• _WHAT YOU HAVE TO DO_
Give back every entry below, unchanged.

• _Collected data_
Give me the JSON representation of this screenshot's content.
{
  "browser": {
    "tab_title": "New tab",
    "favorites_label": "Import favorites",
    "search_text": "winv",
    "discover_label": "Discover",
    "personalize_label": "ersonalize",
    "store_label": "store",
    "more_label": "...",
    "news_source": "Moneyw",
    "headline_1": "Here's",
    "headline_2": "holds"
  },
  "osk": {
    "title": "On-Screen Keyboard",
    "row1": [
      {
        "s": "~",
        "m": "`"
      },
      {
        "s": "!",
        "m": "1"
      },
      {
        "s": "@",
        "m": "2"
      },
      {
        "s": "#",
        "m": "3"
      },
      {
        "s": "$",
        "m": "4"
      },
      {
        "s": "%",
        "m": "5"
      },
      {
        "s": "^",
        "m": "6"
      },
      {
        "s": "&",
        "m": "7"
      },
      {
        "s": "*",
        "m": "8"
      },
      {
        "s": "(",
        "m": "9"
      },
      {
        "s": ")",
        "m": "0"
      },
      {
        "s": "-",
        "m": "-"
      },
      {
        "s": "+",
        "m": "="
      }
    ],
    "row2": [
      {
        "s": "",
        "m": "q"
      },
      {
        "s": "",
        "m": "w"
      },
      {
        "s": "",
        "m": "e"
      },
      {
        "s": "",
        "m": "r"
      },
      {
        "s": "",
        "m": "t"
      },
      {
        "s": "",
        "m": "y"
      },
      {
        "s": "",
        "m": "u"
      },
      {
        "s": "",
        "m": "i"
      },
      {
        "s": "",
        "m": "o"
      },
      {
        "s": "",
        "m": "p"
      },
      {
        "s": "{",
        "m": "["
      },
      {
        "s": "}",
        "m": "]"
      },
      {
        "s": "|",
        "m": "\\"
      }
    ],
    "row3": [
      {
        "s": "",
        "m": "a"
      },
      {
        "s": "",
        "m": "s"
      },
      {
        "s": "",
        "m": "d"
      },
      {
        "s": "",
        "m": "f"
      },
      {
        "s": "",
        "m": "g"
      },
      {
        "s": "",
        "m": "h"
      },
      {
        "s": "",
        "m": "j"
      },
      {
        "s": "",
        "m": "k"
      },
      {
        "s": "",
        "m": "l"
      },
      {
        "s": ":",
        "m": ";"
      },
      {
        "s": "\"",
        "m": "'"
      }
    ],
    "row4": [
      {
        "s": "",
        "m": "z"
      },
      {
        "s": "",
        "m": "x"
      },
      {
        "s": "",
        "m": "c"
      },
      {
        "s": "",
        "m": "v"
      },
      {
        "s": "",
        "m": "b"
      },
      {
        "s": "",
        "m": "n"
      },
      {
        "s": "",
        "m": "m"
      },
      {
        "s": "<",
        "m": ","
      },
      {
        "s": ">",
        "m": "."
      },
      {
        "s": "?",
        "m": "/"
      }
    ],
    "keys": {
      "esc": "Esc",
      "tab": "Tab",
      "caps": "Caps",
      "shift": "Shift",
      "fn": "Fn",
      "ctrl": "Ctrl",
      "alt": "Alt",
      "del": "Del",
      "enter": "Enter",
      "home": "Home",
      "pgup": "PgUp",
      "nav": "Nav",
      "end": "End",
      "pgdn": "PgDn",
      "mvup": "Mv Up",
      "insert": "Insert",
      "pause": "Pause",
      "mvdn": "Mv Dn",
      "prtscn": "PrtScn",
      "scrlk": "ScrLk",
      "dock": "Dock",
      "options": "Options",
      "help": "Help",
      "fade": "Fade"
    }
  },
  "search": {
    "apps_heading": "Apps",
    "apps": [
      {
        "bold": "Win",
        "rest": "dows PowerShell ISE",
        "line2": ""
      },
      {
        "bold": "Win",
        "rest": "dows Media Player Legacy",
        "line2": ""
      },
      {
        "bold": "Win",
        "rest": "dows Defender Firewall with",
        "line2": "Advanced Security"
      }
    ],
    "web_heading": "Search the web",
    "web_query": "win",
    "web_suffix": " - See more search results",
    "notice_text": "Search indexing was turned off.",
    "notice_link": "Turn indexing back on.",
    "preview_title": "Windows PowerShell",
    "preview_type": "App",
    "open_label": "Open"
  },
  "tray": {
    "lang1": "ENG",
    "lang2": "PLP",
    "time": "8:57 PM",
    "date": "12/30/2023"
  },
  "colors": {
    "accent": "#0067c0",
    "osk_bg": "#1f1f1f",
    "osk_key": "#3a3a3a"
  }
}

• _EXERCISE SOLUTION_
Give me the JSON representation of this screenshot's content.
{
  "browser": {
    "tab_title": "New tab",
    "favorites_label": "Import favorites",
    "search_text": "winv",
    "discover_label": "Discover",
    "personalize_label": "ersonalize",
    "store_label": "store",
    "more_label": "...",
    "news_source": "Moneyw",
    "headline_1": "Here's",
    "headline_2": "holds"
  },
  "osk": {
    "title": "On-Screen Keyboard",
    "row1": [
      {
        "s": "~",
        "m": "`"
      },
      {
        "s": "!",
        "m": "1"
      },
      {
        "s": "@",
        "m": "2"
      },
      {
        "s": "#",
        "m": "3"
      },
      {
        "s": "$",
        "m": "4"
      },
      {
        "s": "%",
        "m": "5"
      },
      {
        "s": "^",
        "m": "6"
      },
      {
        "s": "&",
        "m": "7"
      },
      {
        "s": "*",
        "m": "8"
      },
      {
        "s": "(",
        "m": "9"
      },
      {
        "s": ")",
        "m": "0"
      },
      {
        "s": "-",
        "m": "-"
      },
      {
        "s": "+",
        "m": "="
      }
    ],
    "row2": [
      {
        "s": "",
        "m": "q"
      },
      {
        "s": "",
        "m": "w"
      },
      {
        "s": "",
        "m": "e"
      },
      {
        "s": "",
        "m": "r"
      },
      {
        "s": "",
        "m": "t"
      },
      {
        "s": "",
        "m": "y"
      },
      {
        "s": "",
        "m": "u"
      },
      {
        "s": "",
        "m": "i"
      },
      {
        "s": "",
        "m": "o"
      },
      {
        "s": "",
        "m": "p"
      },
      {
        "s": "{",
        "m": "["
      },
      {
        "s": "}",
        "m": "]"
      },
      {
        "s": "|",
        "m": "\\"
      }
    ],
    "row3": [
      {
        "s": "",
        "m": "a"
      },
      {
        "s": "",
        "m": "s"
      },
      {
        "s": "",
        "m": "d"
      },
      {
        "s": "",
        "m": "f"
      },
      {
        "s": "",
        "m": "g"
      },
      {
        "s": "",
        "m": "h"
      },
      {
        "s": "",
        "m": "j"
      },
      {
        "s": "",
        "m": "k"
      },
      {
        "s": "",
        "m": "l"
      },
      {
        "s": ":",
        "m": ";"
      },
      {
        "s": "\"",
        "m": "'"
      }
    ],
    "row4": [
      {
        "s": "",
        "m": "z"
      },
      {
        "s": "",
        "m": "x"
      },
      {
        "s": "",
        "m": "c"
      },
      {
        "s": "",
        "m": "v"
      },
      {
        "s": "",
        "m": "b"
      },
      {
        "s": "",
        "m": "n"
      },
      {
        "s": "",
        "m": "m"
      },
      {
        "s": "<",
        "m": ","
      },
      {
        "s": ">",
        "m": "."
      },
      {
        "s": "?",
        "m": "/"
      }
    ],
    "keys": {
      "esc": "Esc",
      "tab": "Tab",
      "caps": "Caps",
      "shift": "Shift",
      "fn": "Fn",
      "ctrl": "Ctrl",
      "alt": "Alt",
      "del": "Del",
      "enter": "Enter",
      "home": "Home",
      "pgup": "PgUp",
      "nav": "Nav",
      "end": "End",
      "pgdn": "PgDn",
      "mvup": "Mv Up",
      "insert": "Insert",
      "pause": "Pause",
      "mvdn": "Mv Dn",
      "prtscn": "PrtScn",
      "scrlk": "ScrLk",
      "dock": "Dock",
      "options": "Options",
      "help": "Help",
      "fade": "Fade"
    }
  },
  "search": {
    "apps_heading": "Apps",
    "apps": [
      {
        "bold": "Win",
        "rest": "dows PowerShell ISE",
        "line2": ""
      },
      {
        "bold": "Win",
        "rest": "dows Media Player Legacy",
        "line2": ""
      },
      {
        "bold": "Win",
        "rest": "dows Defender Firewall with",
        "line2": "Advanced Security"
      }
    ],
    "web_heading": "Search the web",
    "web_query": "win",
    "web_suffix": " - See more search results",
    "notice_text": "Search indexing was turned off.",
    "notice_link": "Turn indexing back on.",
    "preview_title": "Windows PowerShell",
    "preview_type": "App",
    "open_label": "Open"
  },
  "tray": {
    "lang1": "ENG",
    "lang2": "PLP",
    "time": "8:57 PM",
    "date": "12/30/2023"
  },
  "colors": {
    "accent": "#0067c0",
    "osk_bg": "#1f1f1f",
    "osk_key": "#3a3a3a"
  }
}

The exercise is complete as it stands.